For a smooth function $f: \mathbb{R}^2 \to \mathbb{R}$, the gradient at a point $(x_0, y_0)$ is perpendicular to the level curve at that point. If $c = f(x_0, y_0)$, the level curve is $f(x,y) = c$. If you move along a level curve, then the value of $f$ does not change at all. If you move perpendicular to the level curve (i.e., in the direction of the gradient), then you are moving "as fast as possible" away from the level curve.
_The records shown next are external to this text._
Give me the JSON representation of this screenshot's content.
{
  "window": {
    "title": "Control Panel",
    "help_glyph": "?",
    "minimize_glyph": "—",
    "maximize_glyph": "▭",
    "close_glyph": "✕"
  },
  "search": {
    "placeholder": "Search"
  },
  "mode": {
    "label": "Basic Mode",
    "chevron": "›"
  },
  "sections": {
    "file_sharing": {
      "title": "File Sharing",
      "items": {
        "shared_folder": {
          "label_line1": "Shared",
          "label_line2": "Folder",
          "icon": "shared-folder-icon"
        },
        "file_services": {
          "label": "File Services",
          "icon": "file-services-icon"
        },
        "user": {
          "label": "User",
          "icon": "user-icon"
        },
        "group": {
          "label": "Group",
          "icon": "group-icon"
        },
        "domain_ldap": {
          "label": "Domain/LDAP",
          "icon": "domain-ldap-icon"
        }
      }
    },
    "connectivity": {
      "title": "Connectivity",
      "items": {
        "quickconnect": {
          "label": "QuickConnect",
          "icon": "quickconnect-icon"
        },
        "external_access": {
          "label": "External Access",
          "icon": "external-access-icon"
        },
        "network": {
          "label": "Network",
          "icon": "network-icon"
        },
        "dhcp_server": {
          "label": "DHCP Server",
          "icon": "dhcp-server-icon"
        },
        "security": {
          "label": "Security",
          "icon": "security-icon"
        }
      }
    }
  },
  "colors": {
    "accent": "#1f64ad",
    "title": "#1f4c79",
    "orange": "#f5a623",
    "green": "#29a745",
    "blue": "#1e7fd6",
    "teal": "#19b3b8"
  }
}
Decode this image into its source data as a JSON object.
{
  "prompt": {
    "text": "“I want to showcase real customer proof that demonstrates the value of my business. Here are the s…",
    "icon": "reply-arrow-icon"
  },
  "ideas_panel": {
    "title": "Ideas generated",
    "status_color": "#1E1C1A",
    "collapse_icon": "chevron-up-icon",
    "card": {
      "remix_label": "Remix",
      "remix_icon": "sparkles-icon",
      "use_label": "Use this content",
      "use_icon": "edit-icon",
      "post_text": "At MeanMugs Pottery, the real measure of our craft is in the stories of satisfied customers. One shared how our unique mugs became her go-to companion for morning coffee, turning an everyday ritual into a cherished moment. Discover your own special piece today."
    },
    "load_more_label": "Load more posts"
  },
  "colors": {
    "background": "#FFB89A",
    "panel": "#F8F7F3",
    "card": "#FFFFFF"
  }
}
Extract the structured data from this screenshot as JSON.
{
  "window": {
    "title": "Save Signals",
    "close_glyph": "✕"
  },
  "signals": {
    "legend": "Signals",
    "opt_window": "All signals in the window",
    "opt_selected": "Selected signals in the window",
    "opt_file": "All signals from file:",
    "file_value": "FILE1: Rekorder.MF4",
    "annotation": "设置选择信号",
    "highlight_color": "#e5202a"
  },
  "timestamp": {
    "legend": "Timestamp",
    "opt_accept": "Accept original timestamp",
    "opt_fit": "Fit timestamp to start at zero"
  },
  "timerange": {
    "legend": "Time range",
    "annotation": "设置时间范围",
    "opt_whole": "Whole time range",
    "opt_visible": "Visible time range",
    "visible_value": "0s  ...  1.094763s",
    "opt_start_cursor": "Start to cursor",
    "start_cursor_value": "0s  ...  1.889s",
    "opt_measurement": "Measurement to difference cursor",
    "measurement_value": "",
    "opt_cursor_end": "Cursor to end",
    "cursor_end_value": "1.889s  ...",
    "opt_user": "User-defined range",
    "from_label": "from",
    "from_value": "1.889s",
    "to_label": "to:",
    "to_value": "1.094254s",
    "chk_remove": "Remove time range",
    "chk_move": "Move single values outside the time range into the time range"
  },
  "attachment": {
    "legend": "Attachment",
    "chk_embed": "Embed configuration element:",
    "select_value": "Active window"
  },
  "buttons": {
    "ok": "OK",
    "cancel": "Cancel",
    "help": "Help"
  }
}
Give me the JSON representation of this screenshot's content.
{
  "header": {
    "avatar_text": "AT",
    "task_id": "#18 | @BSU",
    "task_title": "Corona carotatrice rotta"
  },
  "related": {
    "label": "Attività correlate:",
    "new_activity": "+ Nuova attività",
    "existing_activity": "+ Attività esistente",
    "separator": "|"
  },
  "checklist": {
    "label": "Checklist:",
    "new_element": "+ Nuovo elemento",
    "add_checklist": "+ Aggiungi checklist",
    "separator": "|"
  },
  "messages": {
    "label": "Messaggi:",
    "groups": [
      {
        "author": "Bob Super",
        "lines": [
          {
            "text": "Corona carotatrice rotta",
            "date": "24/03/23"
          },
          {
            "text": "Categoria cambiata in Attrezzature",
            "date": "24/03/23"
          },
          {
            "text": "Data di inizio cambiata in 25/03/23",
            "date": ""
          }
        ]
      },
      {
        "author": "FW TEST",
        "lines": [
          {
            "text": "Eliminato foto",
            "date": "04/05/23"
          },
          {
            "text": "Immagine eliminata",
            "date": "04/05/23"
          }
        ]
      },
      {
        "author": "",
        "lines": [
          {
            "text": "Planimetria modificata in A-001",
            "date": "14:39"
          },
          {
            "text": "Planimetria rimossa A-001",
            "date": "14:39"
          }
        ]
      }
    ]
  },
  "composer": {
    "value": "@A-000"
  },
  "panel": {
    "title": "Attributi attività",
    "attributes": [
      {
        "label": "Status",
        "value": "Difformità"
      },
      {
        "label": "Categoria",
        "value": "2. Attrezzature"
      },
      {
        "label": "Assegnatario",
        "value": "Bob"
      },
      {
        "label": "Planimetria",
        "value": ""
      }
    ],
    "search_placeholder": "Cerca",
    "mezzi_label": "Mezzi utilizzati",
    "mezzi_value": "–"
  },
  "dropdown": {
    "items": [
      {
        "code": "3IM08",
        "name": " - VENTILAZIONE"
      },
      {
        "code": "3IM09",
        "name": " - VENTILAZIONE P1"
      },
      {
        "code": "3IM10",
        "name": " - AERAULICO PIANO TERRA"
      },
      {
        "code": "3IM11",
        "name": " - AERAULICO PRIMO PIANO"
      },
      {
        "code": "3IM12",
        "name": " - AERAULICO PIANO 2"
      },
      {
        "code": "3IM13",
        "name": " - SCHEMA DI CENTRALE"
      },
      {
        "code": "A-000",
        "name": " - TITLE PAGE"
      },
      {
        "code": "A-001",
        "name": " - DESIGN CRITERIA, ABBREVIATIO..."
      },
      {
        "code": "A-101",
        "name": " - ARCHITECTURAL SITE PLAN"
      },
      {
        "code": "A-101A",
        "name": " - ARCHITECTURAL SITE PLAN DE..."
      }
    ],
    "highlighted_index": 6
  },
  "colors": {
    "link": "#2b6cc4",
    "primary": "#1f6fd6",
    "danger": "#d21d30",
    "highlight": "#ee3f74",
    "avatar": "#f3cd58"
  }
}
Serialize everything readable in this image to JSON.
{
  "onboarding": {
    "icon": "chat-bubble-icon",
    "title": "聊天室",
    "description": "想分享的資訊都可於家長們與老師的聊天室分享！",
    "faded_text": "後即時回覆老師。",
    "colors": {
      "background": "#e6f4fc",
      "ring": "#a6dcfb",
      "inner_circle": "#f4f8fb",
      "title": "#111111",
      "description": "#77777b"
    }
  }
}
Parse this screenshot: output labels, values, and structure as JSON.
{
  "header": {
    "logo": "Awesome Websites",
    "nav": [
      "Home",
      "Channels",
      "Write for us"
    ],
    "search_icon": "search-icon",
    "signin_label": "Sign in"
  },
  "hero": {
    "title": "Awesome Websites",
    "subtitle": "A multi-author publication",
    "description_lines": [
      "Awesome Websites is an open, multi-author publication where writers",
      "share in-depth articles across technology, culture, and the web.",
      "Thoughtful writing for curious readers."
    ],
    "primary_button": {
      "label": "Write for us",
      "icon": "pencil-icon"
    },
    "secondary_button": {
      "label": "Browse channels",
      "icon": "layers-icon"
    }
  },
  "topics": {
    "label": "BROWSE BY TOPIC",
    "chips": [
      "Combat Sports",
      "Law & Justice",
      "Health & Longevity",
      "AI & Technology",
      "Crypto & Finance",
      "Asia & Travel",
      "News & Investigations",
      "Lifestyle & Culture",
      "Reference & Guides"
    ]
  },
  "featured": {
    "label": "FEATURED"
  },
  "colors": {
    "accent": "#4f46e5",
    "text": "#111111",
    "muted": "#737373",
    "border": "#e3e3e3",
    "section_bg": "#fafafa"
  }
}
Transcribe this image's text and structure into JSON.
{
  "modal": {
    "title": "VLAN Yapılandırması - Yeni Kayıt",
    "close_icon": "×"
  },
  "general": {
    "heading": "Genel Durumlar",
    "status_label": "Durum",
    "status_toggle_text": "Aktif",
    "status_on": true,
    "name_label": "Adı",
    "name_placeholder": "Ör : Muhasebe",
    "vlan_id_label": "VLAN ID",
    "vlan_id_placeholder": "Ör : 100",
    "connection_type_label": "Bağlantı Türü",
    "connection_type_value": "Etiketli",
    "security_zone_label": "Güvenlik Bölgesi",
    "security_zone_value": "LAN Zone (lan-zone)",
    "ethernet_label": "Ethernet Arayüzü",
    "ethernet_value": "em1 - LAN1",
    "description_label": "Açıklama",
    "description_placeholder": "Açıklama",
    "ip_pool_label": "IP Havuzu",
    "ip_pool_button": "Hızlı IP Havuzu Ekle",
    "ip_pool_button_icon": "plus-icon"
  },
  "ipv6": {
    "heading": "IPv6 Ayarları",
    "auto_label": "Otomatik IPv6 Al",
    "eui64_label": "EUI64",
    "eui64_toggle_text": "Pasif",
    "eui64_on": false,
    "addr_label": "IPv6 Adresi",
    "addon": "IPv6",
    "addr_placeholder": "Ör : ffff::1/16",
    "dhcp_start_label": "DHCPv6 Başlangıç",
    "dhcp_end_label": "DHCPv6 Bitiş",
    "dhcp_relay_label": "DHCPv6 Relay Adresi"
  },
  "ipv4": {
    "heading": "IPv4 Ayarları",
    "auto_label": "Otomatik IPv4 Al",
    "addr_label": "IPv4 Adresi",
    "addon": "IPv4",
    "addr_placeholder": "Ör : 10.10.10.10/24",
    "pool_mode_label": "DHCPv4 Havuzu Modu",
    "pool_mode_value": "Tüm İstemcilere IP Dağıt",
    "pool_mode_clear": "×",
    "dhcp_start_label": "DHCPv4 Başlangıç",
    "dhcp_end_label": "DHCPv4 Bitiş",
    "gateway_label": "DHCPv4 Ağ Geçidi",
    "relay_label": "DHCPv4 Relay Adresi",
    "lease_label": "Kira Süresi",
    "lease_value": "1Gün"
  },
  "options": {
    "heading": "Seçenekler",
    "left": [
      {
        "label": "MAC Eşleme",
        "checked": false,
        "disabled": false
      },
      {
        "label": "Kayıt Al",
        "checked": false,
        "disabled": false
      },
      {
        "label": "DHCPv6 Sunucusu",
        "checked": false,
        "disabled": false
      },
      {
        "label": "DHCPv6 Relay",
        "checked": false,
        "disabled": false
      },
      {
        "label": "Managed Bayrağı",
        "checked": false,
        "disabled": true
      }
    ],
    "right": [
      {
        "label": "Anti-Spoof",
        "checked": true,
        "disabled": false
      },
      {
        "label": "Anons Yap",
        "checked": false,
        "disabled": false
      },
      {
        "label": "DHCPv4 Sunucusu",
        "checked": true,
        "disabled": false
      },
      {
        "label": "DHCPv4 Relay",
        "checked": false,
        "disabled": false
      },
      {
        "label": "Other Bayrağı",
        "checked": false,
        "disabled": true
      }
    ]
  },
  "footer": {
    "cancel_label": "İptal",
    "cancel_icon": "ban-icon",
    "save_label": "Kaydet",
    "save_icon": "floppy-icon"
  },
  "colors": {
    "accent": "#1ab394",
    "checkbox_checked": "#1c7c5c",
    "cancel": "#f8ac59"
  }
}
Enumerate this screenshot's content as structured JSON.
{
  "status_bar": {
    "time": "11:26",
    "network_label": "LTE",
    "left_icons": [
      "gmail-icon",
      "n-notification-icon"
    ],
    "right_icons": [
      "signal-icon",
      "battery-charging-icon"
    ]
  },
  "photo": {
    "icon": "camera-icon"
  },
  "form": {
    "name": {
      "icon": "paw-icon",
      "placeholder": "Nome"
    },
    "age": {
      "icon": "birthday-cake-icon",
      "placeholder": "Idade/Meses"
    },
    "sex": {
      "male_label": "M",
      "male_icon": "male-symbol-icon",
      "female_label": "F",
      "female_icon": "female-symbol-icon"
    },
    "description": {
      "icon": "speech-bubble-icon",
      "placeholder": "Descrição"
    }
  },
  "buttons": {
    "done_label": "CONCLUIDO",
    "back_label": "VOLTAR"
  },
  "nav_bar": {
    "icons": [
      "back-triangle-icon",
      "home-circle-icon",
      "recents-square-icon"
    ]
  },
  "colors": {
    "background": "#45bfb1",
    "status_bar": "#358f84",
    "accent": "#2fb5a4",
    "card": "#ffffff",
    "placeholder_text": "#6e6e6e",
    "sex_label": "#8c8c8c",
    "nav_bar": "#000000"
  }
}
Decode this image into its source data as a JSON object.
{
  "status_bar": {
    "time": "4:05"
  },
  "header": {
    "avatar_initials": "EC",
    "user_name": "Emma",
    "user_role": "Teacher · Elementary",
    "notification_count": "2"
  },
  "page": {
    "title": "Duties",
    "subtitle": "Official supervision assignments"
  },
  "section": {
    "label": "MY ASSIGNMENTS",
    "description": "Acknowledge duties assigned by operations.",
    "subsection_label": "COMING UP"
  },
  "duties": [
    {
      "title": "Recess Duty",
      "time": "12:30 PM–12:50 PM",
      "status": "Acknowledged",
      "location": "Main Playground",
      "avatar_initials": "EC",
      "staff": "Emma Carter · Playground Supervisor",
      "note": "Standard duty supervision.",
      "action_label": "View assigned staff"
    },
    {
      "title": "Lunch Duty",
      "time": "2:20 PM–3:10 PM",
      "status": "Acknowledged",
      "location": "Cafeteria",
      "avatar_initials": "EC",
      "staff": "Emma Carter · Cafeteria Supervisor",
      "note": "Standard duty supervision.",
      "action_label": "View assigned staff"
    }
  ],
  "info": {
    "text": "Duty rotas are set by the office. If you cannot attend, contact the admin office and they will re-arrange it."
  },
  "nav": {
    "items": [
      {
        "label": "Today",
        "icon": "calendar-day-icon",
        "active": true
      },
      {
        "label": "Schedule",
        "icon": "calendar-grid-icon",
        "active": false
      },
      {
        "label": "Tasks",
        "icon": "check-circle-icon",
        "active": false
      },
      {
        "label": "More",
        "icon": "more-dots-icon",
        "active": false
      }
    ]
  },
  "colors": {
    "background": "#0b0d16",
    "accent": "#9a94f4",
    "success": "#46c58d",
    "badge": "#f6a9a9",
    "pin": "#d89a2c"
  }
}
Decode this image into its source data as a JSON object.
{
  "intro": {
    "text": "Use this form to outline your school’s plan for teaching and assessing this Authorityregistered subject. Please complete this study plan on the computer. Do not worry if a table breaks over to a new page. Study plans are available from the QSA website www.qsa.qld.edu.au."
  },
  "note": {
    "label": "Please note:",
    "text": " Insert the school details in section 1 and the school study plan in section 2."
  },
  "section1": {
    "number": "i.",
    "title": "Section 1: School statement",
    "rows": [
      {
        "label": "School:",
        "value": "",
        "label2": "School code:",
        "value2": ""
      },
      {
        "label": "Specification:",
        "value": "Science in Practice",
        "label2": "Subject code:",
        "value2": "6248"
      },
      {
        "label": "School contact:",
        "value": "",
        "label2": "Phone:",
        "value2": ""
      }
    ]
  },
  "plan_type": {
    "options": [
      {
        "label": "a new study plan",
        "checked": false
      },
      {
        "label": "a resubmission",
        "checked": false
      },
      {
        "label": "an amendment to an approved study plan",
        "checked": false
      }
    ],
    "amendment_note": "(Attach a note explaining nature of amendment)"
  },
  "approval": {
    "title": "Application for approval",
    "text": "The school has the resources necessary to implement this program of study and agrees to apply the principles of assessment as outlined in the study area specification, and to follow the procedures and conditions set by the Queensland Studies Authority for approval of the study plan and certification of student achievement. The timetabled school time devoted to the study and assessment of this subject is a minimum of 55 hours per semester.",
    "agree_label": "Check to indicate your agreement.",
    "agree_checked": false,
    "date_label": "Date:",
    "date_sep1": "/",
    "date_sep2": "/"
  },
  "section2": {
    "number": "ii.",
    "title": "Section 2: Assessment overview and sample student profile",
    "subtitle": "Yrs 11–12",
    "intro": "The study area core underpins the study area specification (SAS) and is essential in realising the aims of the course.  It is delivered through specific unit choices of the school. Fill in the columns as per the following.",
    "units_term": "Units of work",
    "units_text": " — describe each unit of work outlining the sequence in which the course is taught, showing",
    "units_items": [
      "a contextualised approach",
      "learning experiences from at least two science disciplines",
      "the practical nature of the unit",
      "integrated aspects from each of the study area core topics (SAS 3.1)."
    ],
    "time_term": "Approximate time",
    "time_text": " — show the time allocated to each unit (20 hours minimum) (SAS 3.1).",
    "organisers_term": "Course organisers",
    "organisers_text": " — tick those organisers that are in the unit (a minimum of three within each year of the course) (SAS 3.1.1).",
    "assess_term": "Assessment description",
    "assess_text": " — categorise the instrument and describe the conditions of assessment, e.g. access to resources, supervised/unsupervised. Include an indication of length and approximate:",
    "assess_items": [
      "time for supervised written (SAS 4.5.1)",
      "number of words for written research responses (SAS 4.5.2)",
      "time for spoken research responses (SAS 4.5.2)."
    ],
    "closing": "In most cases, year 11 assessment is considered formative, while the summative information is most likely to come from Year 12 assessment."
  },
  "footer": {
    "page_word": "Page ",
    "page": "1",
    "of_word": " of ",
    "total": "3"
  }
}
That is what is meant by "maximum inclination"; if you think of $f$ as the height of a mountain, then the gradient is the direction which is locally the steepest.
First note that for a unit vector $v\in \mathbb{R}^n$ and a function which is differentiable in $x\in \mathbb{R}^n$, the derivative in the direction $v$ (which is defined as the limit of $(f(x+vt)-f(x))/t$ as $t\to 0$) is $\nabla f(x) \cdot v$ (use the chain rule to verify this).
Assuming $\nabla f(x)\ne 0$, the question is for which unit vector $v$ the number $\nabla f(x) \cdot v$ is maximal, and it turns out that this is the case for $v=\nabla f(x)/|\nabla f(x)|$ (the direction of the gradient); in fact this is precisely the Cauchy-Schwarz inequality.
OP should try to verify this chain rule. And it's not hard to see that $v\|\nabla f$ extremizes $D_vf$ with the identity $a\cdot b =\|a\| \|b\| \cos\theta$ in mind. – anon Oct 2 '11 at 9:32